Western Australia’s state redistribution process has been completed, without making any major changes to the minimalist approach that was unveiled when the draft boundaries were published in July. There have apparently been “a limited number of changes to the original proposals”, but they haven’t made it easy to see where – no geospatial data has been provided, and any acknowledgement of them must be buried somewhere in the report’s discussion of the submissions that were received.
If there are any changes worth remarking on, they relate to two changes in name from the draft proposals. Thankfully, the commissioners have decided not to proceed with a plan to have a new electorate in the northern suburbs called Kingsway right next door to an existing electorate called Kingsley. Rather, the new seat will take the name of Landsdale. Another potential point of confusion has been removed a little further to the south, in that an electorate that was to be called Girrawheen will instead be called Mirrabooka. It can now be said that Landsdale is the successor to abolished Girrawheen, while Mirrabooka maintains continuity with the redrawn electorate of the same name. Had the draft proposal remained intact, Labor’s likeliest approach would have been to “move” Girrawheen MP Margaret Quirk to Kingsway/Landsdale (though she may instead retire), and Janine Freeman from Mirrabooka to Girrawheen. Now, Freeman can, in a sense, “stay put”.
I’ll come up with my own full accounting in due course, but that will be redundant for most purposes as Antony Green has sprung into action with his own set of estimated margins. His calculations include one notable difference with my own in that the northern suburbs seat of Joondalup, which Labor’s Emily Hamilton gained by a 0.6% margin in 2017, is rated as now being notionally Liberal with a margin of 0.4%, whereas I had it as 0.1% in favour of Labor (UPDATE: Antony has revised his numbers, and Joondalup is now fractionally on the Labor side of the pendulum). Neighbouring Hillarys, a 4.1% Liberal seat that I reckoned to be absolutely lineball when the draft was published, is credited by Antony with a 0.6% Liberal margin.
This and other actual and potential redistributions are the subject of a podcast on which I appeared with Ben Raue of The Tally Room, which you can listen to below. My focus is on the changes in the northern suburbs, particularly to Balcatta, Burns Beach and Wanneroo, all of which have been strengthened for Labor. Joondalup wasn’t discussed, the feeling being that anything with that narrow a margin is likely to revert to the Liberals after the once-in-a-generation Labor landslide in 2017.

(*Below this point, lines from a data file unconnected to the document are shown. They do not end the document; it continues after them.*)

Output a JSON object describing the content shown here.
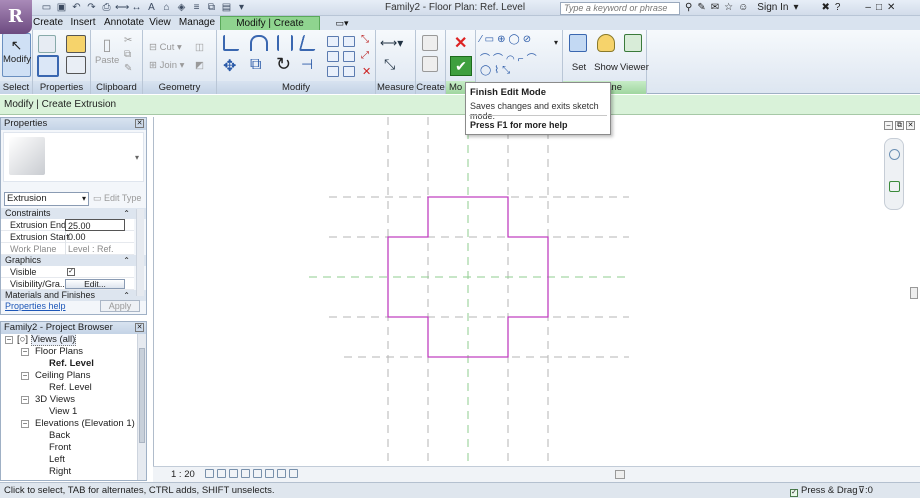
{
  "window": {
    "title": "Family2 - Floor Plan: Ref. Level",
    "search_placeholder": "Type a keyword or phrase",
    "sign_in": "Sign In"
  },
  "tabs": [
    "Create",
    "Insert",
    "Annotate",
    "View",
    "Manage",
    "Modify | Create Extrusion"
  ],
  "ribbon": {
    "select": {
      "label": "Select",
      "modify": "Modify"
    },
    "properties": {
      "label": "Properties"
    },
    "clipboard": {
      "label": "Clipboard",
      "paste": "Paste",
      "cut": "Cut",
      "join": "Join"
    },
    "geometry": {
      "label": "Geometry"
    },
    "modify": {
      "label": "Modify"
    },
    "measure": {
      "label": "Measure"
    },
    "create": {
      "label": "Create"
    },
    "mode": {
      "label": "Mo"
    },
    "workplane": {
      "label": "Plane",
      "set": "Set",
      "show": "Show",
      "viewer": "Viewer"
    }
  },
  "options_bar": {
    "text": "Modify | Create Extrusion"
  },
  "tooltip": {
    "title": "Finish Edit Mode",
    "description": "Saves changes and exits sketch mode.",
    "help": "Press F1 for more help"
  },
  "properties": {
    "title": "Properties",
    "type": "Extrusion",
    "edit_type": "Edit Type",
    "sections": {
      "constraints": "Constraints",
      "graphics": "Graphics",
      "materials": "Materials and Finishes"
    },
    "rows": {
      "extrusion_end": {
        "label": "Extrusion End",
        "value": "25.00"
      },
      "extrusion_start": {
        "label": "Extrusion Start",
        "value": "0.00"
      },
      "work_plane": {
        "label": "Work Plane",
        "value": "Level : Ref. Le..."
      },
      "visible": {
        "label": "Visible",
        "checked": true
      },
      "visibility": {
        "label": "Visibility/Gra...",
        "button": "Edit..."
      }
    },
    "help_link": "Properties help",
    "apply": "Apply"
  },
  "browser": {
    "title": "Family2 - Project Browser",
    "nodes": {
      "views_all": "Views (all)",
      "floor_plans": "Floor Plans",
      "ref_level": "Ref. Level",
      "ceiling_plans": "Ceiling Plans",
      "ceiling_ref_level": "Ref. Level",
      "views_3d": "3D Views",
      "view1": "View 1",
      "elevations": "Elevations (Elevation 1)",
      "back": "Back",
      "front": "Front",
      "left": "Left",
      "right": "Right"
    }
  },
  "view_control": {
    "scale": "1 : 20"
  },
  "status": {
    "message": "Click to select, TAB for alternates, CTRL adds, SHIFT unselects.",
    "press_drag": "Press & Drag",
    "filter": ":0"
  },
  "colors": {
    "sketch": "#c040c0",
    "ref_plane": "#8fce8f",
    "accent": "#8fd48f"
  }
}
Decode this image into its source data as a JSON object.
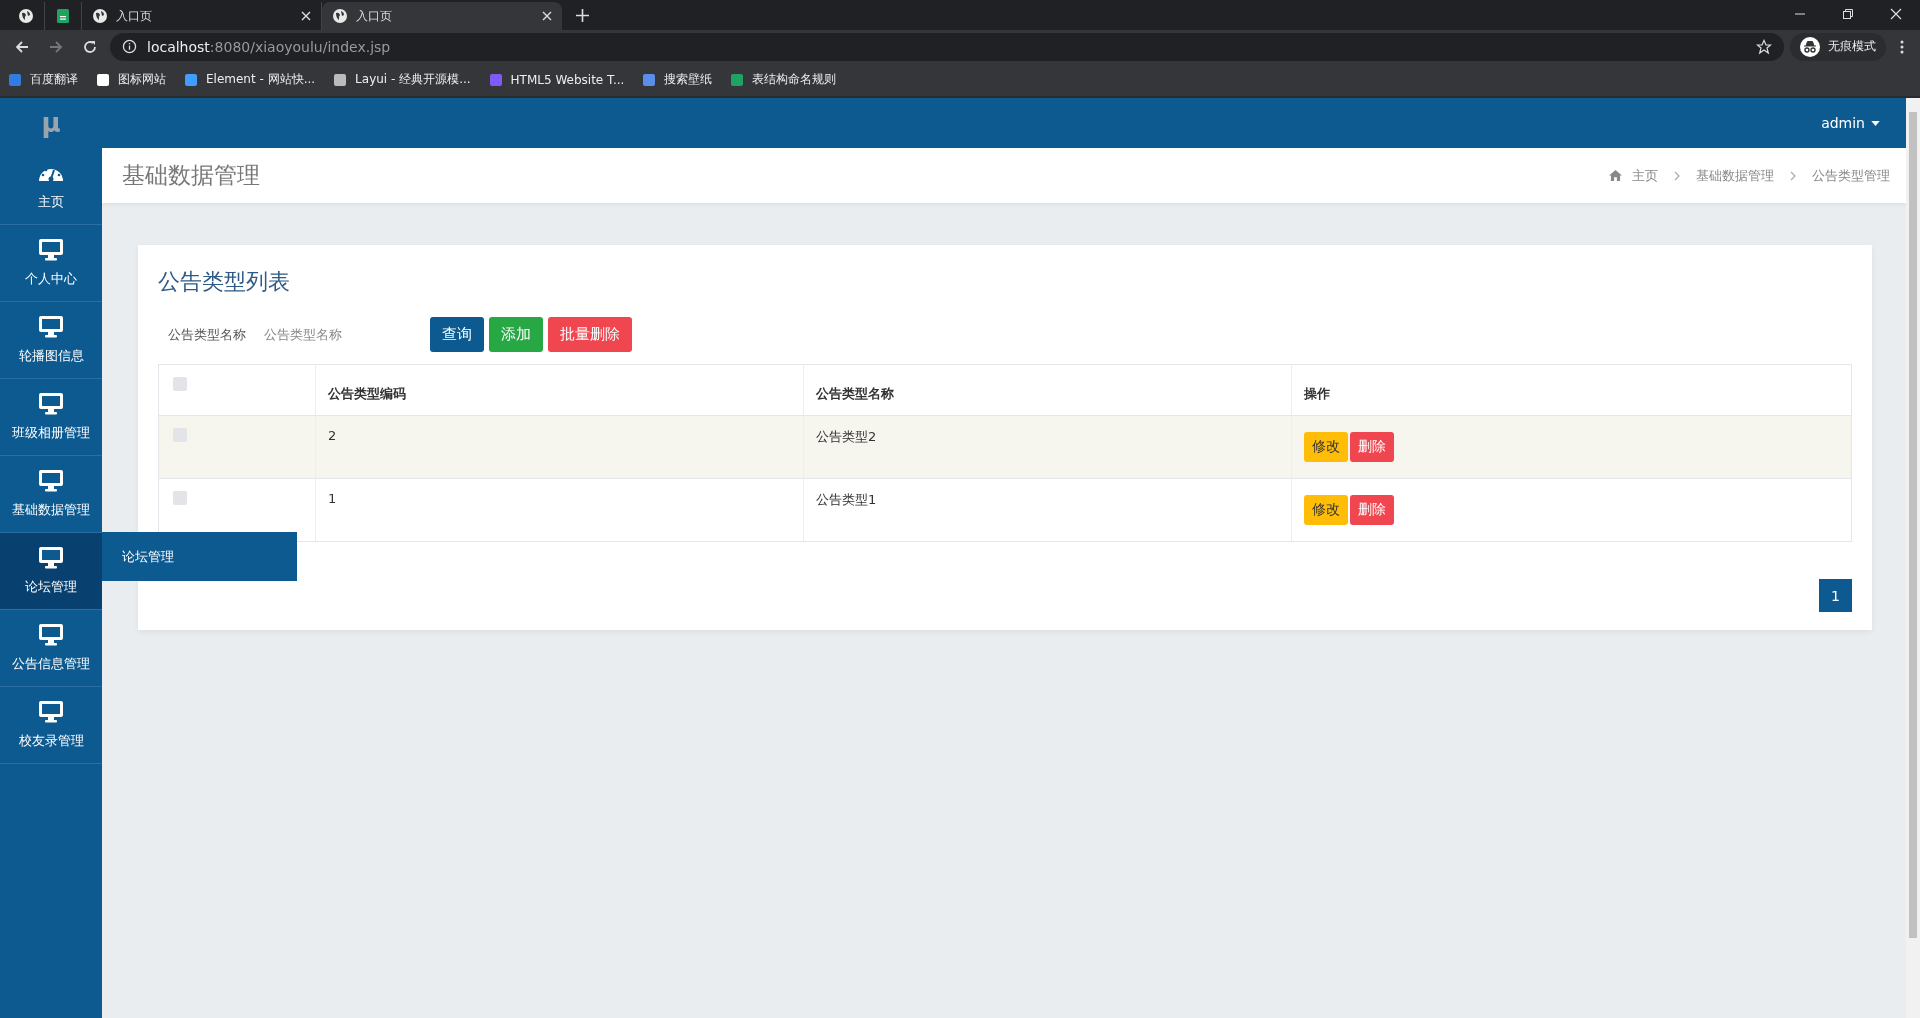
{
  "browser": {
    "tabs": [
      {
        "kind": "globe",
        "selected": false
      },
      {
        "kind": "sheet",
        "selected": false
      },
      {
        "kind": "globe",
        "label": "入口页",
        "selected": false
      },
      {
        "kind": "globe",
        "label": "入口页",
        "selected": true
      }
    ],
    "address": {
      "host": "localhost",
      "rest": ":8080/xiaoyoulu/index.jsp"
    },
    "profile": "无痕模式",
    "bookmarks": [
      {
        "kind": "translate",
        "label": "百度翻译"
      },
      {
        "kind": "flag",
        "label": "图标网站"
      },
      {
        "kind": "hexagon",
        "label": "Element - 网站快..."
      },
      {
        "kind": "layui",
        "label": "Layui - 经典开源模..."
      },
      {
        "kind": "purple",
        "label": "HTML5 Website T..."
      },
      {
        "kind": "fork",
        "label": "搜索壁纸"
      },
      {
        "kind": "sheet",
        "label": "表结构命名规则"
      }
    ]
  },
  "app": {
    "logo": "μ",
    "user": "admin",
    "sidebar": {
      "items": [
        {
          "kind": "dashboard",
          "label": "主页",
          "selected": false
        },
        {
          "kind": "monitor",
          "label": "个人中心",
          "selected": false
        },
        {
          "kind": "monitor",
          "label": "轮播图信息",
          "selected": false
        },
        {
          "kind": "monitor",
          "label": "班级相册管理",
          "selected": false
        },
        {
          "kind": "monitor",
          "label": "基础数据管理",
          "selected": false
        },
        {
          "kind": "monitor",
          "label": "论坛管理",
          "selected": true,
          "flyout": "论坛管理"
        },
        {
          "kind": "monitor",
          "label": "公告信息管理",
          "selected": false
        },
        {
          "kind": "monitor",
          "label": "校友录管理",
          "selected": false
        }
      ]
    },
    "page_title": "基础数据管理",
    "breadcrumbs": [
      "主页",
      "基础数据管理",
      "公告类型管理"
    ],
    "card": {
      "title": "公告类型列表",
      "search": {
        "label": "公告类型名称",
        "placeholder": "公告类型名称"
      },
      "buttons": [
        {
          "kind": "primary",
          "label": "查询"
        },
        {
          "kind": "success",
          "label": "添加"
        },
        {
          "kind": "danger",
          "label": "批量删除"
        }
      ],
      "table": {
        "header_checked": false,
        "columns": [
          "公告类型编码",
          "公告类型名称",
          "操作"
        ],
        "rows": [
          {
            "checked": false,
            "hovered": true,
            "cells": [
              "2",
              "公告类型2"
            ],
            "actions": [
              {
                "kind": "edit",
                "label": "修改"
              },
              {
                "kind": "delete",
                "label": "删除"
              }
            ]
          },
          {
            "checked": false,
            "hovered": false,
            "cells": [
              "1",
              "公告类型1"
            ],
            "actions": [
              {
                "kind": "edit",
                "label": "修改"
              },
              {
                "kind": "delete",
                "label": "删除"
              }
            ]
          }
        ]
      },
      "pagination": [
        {
          "label": "1",
          "selected": true
        }
      ]
    }
  }
}
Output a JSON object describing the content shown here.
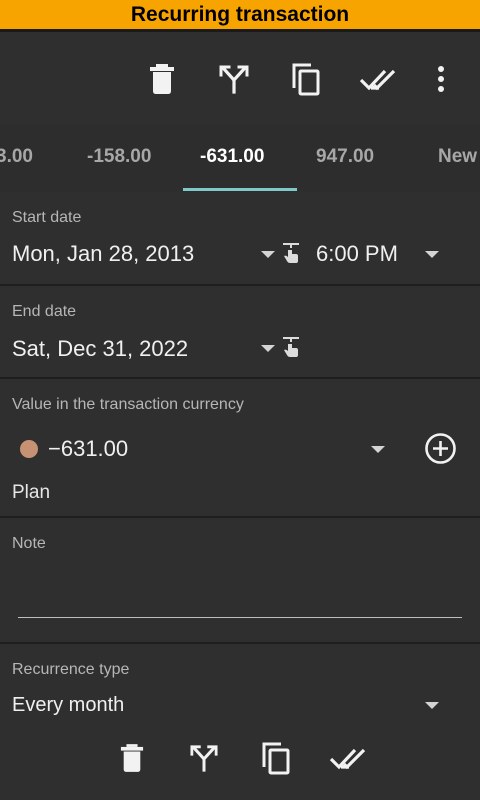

Since there isn’t a huge amount to discuss in the redistribution, I encourage the thread below to be used to discuss Western Australian state politics generally. The subject hasn’t had much of a run on this blog since the 2017 election, in which time there has been a grand total of one published opinion poll. Last month the Liberals were circulating highly bullish internal polling, but it had an implausibly wide split in its gender breakdowns. The Liberals have been using these to promote the notion that Liza Harvey, who succeeded Mike Nahan as leader in June, has been a big hit with the “soccer moms” of Perth’s suburbs. The state of the Western Australian economy certainly gives the Liberals some cause for optimism, although there are signs emerging that it may be turning around.
However, the Liberals’ hopes of exploiting this are being complicated by the euthanasia laws that have been stuck in parliament for the last few months, which have consumed most of the oxygen available for state politics in the media. Grumblings are accordingly emerging within the party about the role of conservative powerbroker Nick Goiran in keeping the legislation stalled in the Legislative Council. Besides a huge majority, Labor has some other points in its favour: the state’s credit ratings have improved since the government came to office, with S&P Global recently providing an assessment of the situation that the government might well have written itself; and local monopoly newspaper The West Australian, while as conservative as ever in most respects, is showing little of the hostility towards Labor that blighted it during its last tenure in office.